(Extracted records)
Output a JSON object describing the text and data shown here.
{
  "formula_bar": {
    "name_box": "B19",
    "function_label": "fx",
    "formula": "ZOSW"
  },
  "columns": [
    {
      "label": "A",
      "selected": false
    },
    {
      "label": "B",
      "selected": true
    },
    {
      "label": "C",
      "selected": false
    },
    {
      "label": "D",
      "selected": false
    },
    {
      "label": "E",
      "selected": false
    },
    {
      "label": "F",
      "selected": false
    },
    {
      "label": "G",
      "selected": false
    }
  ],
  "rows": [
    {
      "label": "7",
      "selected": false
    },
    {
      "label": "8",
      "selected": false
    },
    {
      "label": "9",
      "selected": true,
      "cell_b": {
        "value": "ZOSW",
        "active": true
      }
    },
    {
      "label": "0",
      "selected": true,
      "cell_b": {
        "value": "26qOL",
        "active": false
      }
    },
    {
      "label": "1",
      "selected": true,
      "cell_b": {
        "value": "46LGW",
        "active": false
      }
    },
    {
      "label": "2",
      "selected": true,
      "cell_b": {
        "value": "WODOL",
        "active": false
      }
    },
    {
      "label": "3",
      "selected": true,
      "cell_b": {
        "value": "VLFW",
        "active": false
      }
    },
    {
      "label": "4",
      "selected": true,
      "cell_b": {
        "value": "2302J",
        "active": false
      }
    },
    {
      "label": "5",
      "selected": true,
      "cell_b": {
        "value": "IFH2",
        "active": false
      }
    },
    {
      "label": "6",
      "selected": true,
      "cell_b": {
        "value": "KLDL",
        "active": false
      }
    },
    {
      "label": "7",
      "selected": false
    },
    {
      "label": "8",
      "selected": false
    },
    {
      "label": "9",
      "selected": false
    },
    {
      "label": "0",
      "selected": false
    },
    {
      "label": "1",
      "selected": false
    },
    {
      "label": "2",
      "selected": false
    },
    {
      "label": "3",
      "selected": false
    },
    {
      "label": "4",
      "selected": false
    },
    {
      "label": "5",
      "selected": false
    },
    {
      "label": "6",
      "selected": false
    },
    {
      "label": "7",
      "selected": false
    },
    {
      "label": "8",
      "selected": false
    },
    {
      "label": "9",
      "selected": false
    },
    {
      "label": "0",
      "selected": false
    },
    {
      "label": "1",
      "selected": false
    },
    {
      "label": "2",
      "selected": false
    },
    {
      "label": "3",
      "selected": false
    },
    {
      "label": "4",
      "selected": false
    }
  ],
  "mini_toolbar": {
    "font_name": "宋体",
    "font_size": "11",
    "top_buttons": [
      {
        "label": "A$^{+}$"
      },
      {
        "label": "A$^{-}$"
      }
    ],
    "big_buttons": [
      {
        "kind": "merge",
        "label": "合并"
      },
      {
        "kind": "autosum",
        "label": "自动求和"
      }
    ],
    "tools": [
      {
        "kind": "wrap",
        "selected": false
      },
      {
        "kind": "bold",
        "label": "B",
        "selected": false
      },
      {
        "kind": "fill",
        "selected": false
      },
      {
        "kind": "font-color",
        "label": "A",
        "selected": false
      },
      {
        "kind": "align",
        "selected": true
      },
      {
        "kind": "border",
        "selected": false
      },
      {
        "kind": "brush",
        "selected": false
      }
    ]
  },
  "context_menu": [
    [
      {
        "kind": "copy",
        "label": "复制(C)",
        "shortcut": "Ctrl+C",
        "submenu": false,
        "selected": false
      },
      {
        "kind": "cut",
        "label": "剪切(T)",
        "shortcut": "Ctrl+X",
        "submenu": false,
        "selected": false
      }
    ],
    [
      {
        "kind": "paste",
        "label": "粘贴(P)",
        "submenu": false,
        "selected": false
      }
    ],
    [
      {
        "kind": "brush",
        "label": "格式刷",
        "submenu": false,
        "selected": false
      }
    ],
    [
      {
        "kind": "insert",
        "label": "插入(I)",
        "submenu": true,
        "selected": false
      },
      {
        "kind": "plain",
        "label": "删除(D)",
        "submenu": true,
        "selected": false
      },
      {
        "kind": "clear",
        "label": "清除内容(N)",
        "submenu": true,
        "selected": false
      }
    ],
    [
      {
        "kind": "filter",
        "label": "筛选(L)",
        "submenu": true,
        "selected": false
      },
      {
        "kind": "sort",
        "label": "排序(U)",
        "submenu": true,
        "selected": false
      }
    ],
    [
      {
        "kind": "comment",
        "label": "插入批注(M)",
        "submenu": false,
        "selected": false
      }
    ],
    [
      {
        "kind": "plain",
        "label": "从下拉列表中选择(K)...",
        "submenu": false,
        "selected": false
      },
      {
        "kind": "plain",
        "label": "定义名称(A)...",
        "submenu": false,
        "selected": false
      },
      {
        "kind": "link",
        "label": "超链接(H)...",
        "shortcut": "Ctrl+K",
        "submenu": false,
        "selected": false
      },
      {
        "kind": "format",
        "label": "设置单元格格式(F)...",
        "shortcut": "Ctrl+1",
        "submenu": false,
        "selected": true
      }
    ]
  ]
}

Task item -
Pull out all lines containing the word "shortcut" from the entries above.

Answer section -
        "shortcut": "Ctrl+C",
        "shortcut": "Ctrl+X",
        "shortcut": "Ctrl+K",
        "shortcut": "Ctrl+1",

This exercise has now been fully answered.